**Work instructions**
Where a line in the records below includes "ehime", pull that line out.

**Material for this exercise**
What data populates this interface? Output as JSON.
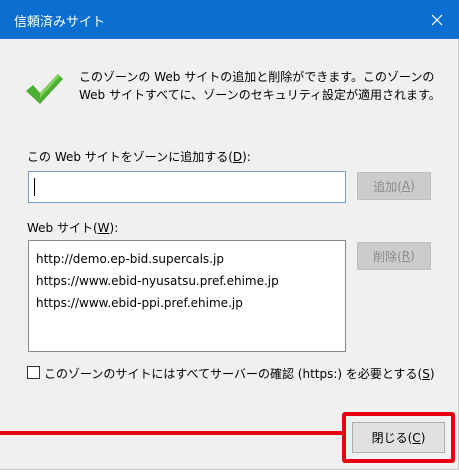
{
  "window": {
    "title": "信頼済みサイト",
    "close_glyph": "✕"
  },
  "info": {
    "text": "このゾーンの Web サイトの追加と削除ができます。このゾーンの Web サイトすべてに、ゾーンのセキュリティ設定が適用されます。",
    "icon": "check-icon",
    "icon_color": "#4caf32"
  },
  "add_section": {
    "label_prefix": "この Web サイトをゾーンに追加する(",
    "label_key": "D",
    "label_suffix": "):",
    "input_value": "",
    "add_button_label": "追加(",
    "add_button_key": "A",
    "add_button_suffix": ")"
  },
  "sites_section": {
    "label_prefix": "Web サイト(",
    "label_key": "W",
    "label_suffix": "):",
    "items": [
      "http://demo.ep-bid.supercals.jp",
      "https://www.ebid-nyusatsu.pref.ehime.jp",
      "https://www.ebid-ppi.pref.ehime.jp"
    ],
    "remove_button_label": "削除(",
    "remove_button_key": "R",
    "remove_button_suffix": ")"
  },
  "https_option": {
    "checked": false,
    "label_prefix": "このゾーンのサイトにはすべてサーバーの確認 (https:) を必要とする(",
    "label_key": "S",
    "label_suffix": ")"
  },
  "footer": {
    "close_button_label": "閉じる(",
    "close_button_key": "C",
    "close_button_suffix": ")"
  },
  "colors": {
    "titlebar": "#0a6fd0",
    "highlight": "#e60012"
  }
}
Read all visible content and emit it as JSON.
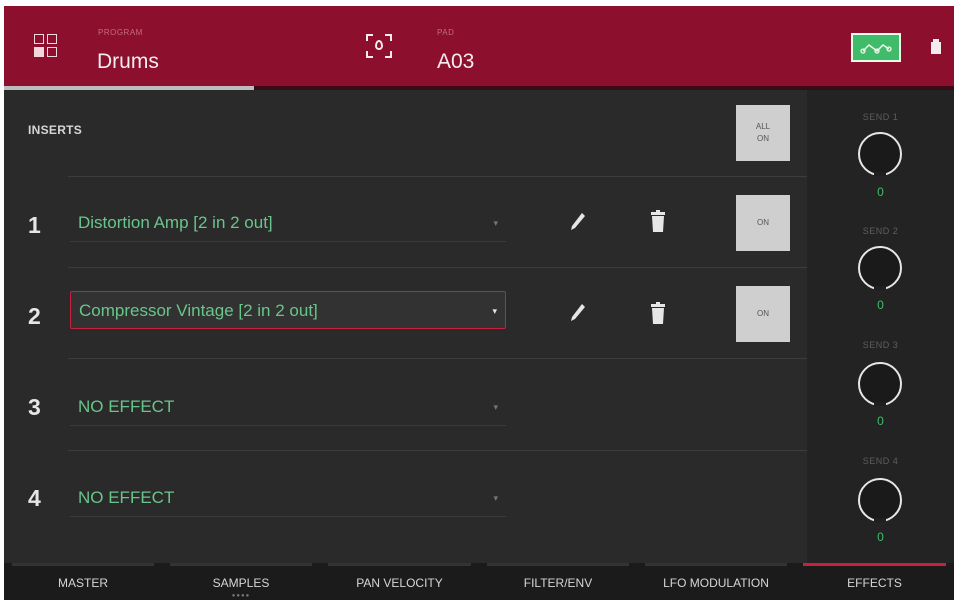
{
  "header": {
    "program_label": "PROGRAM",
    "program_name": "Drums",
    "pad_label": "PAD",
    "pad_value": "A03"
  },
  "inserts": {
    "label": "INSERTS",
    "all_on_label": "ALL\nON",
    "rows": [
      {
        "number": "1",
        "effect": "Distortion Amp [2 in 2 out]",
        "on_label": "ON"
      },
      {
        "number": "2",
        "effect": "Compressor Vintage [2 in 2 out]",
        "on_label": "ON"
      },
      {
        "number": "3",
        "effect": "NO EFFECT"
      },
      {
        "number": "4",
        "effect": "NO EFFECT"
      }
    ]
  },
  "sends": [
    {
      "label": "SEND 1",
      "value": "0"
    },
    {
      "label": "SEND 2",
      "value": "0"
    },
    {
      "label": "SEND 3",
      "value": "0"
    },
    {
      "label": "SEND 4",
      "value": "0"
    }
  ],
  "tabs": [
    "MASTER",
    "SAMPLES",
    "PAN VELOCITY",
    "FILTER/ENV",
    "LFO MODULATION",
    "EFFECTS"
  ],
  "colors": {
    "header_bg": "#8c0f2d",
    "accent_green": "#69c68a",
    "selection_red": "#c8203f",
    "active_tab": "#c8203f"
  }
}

**Problem solution**
      "https://www.ebid-nyusatsu.pref.ehime.jp",
      "https://www.ebid-ppi.pref.ehime.jp"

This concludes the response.